Content starts

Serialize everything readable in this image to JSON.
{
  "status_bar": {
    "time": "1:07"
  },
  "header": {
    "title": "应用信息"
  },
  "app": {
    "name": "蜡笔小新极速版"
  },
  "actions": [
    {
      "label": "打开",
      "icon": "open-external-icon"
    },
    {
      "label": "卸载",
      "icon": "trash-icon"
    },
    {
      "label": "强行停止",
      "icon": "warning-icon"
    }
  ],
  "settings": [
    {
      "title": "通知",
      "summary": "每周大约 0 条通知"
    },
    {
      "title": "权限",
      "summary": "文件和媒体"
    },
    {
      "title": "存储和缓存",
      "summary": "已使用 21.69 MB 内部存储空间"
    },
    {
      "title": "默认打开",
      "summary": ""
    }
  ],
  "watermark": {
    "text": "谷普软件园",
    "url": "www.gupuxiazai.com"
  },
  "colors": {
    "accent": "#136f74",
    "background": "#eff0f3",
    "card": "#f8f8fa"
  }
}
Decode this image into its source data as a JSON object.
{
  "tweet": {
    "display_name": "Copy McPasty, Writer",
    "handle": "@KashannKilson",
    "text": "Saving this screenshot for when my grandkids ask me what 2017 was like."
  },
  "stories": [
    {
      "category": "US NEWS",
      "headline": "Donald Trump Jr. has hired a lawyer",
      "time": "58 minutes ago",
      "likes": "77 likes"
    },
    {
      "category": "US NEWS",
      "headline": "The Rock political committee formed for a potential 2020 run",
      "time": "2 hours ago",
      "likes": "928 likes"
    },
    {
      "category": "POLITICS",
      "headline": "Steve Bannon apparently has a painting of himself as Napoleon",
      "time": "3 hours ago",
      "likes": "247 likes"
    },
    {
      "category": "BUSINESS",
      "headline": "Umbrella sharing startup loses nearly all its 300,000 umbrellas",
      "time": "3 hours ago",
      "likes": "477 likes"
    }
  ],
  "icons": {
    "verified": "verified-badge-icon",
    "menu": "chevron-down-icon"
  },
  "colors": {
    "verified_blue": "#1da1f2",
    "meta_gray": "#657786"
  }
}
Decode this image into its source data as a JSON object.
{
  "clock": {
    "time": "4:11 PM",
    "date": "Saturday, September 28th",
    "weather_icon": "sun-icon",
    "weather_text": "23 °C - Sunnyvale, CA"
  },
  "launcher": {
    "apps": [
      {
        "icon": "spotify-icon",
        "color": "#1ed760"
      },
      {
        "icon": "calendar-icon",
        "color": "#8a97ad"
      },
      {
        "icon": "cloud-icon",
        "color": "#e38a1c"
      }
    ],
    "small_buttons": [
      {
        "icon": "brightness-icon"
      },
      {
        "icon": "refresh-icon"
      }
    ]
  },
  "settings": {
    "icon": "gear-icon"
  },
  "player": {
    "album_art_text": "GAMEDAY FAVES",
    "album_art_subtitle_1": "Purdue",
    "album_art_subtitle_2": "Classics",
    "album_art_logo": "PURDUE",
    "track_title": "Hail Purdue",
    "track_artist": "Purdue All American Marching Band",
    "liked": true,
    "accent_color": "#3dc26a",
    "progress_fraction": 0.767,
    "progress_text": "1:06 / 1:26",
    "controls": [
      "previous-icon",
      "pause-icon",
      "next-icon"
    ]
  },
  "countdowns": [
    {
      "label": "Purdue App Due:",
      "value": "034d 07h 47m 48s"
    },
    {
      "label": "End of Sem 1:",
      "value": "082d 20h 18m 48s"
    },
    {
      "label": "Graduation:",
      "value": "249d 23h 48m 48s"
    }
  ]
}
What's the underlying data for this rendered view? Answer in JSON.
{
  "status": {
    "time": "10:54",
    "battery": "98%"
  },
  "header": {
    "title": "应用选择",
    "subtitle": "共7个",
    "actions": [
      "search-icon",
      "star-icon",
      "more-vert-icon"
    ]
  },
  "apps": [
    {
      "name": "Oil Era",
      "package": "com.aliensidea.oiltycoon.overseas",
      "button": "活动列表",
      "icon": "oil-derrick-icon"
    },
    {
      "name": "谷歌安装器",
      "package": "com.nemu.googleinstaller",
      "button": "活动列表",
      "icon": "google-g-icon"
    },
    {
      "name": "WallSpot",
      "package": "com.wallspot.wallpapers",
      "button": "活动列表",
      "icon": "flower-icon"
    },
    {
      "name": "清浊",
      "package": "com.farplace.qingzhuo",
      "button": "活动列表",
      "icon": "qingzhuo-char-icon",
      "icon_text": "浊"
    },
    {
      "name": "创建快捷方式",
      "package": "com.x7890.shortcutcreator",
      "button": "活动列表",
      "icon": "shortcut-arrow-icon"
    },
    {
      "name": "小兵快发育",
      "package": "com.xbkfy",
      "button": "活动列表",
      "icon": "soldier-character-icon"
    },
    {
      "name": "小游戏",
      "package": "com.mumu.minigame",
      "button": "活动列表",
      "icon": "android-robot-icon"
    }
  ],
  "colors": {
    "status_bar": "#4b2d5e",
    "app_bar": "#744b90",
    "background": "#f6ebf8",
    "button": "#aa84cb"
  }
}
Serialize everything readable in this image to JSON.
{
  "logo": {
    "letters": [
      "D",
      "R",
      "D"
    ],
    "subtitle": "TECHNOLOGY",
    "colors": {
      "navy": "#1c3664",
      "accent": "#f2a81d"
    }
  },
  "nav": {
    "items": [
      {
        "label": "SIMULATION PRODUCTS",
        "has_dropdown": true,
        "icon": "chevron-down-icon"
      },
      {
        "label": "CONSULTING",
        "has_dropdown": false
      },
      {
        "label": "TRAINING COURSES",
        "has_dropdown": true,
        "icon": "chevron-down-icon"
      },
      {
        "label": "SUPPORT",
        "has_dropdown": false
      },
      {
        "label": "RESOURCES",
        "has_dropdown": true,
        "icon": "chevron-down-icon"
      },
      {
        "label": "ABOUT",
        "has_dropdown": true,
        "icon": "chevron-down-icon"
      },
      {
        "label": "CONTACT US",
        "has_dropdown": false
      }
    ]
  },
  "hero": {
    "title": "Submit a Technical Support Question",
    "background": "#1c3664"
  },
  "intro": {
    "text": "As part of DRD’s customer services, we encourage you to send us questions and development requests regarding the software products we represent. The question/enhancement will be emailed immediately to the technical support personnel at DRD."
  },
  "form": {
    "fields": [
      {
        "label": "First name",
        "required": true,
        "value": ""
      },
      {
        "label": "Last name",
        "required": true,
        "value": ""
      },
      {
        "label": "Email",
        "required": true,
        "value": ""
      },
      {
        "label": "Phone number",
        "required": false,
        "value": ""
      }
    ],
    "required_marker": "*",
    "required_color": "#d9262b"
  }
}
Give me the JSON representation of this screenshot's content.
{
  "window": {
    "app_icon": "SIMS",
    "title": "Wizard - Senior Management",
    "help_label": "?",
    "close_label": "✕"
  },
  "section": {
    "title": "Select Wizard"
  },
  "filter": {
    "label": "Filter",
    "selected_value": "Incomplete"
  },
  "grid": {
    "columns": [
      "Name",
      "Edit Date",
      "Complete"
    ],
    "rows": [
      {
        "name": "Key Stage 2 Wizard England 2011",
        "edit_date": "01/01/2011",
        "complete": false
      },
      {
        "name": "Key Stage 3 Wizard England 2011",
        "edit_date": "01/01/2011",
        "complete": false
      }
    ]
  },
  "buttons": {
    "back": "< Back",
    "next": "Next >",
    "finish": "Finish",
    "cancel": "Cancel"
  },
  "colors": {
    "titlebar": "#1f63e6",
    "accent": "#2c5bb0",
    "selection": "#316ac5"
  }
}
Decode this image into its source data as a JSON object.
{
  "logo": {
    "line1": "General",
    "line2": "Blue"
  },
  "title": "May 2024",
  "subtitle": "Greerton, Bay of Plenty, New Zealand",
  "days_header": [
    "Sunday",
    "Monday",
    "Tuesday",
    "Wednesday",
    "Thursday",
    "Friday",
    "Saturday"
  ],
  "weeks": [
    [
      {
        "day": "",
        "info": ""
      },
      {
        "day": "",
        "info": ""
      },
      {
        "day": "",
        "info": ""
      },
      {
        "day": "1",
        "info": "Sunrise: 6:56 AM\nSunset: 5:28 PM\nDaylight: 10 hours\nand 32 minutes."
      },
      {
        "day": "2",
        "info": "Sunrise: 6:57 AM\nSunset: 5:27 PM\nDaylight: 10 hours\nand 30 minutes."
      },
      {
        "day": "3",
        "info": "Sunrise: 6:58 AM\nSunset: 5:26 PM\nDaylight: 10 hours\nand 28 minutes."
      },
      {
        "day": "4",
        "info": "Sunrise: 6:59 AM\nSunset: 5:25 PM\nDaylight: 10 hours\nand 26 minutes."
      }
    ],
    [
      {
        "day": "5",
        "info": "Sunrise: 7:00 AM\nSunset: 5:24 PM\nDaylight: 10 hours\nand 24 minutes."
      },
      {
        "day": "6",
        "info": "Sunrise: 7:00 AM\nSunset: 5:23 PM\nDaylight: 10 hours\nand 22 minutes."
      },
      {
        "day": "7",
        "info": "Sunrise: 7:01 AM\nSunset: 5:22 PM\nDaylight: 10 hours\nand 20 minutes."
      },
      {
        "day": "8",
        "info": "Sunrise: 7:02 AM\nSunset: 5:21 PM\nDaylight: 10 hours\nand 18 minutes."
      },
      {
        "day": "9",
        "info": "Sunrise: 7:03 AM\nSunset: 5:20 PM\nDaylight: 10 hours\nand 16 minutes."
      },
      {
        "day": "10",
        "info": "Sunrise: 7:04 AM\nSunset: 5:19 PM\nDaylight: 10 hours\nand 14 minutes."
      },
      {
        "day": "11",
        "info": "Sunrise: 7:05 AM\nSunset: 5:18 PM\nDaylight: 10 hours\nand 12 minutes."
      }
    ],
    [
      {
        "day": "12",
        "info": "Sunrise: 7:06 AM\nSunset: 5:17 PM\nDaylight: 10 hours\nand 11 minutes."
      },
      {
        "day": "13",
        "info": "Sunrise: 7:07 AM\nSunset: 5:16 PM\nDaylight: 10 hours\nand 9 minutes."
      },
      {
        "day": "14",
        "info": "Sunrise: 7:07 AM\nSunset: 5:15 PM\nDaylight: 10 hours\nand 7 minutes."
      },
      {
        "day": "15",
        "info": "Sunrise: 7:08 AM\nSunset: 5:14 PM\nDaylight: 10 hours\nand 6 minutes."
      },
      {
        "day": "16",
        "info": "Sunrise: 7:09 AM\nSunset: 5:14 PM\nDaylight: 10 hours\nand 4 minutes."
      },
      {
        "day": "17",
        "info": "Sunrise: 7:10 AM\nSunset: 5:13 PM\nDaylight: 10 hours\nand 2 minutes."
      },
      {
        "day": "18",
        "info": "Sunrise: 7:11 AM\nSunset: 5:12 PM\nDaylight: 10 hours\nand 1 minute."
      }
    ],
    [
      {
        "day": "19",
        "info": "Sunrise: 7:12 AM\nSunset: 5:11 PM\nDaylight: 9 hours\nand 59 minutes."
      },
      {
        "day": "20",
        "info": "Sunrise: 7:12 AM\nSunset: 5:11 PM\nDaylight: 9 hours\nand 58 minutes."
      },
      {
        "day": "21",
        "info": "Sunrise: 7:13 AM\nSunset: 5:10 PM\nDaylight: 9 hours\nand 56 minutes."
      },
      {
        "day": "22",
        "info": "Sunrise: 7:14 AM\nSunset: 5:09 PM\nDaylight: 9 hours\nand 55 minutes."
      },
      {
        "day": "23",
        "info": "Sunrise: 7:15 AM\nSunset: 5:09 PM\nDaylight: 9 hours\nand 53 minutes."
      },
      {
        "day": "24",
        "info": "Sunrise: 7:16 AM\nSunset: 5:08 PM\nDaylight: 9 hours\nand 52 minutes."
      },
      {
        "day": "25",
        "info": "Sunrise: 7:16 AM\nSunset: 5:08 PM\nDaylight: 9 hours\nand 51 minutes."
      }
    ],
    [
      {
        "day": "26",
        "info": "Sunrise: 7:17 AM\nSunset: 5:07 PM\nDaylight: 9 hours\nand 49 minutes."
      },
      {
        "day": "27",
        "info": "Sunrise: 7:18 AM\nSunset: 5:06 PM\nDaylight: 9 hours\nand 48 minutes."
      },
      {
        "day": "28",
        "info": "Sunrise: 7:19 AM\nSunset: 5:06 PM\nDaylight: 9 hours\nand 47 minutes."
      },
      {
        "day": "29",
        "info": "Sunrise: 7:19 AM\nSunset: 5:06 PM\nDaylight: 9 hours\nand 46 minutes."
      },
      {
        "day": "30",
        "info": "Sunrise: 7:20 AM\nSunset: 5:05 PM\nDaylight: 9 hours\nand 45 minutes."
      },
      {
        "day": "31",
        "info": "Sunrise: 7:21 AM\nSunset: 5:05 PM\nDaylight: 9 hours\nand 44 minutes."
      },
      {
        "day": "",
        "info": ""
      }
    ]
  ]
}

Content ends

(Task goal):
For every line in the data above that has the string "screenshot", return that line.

(Exercise result):
    "text": "Saving this screenshot for when my grandkids ask me what 2017 was like."
Give me the JSON representation of this screenshot's content.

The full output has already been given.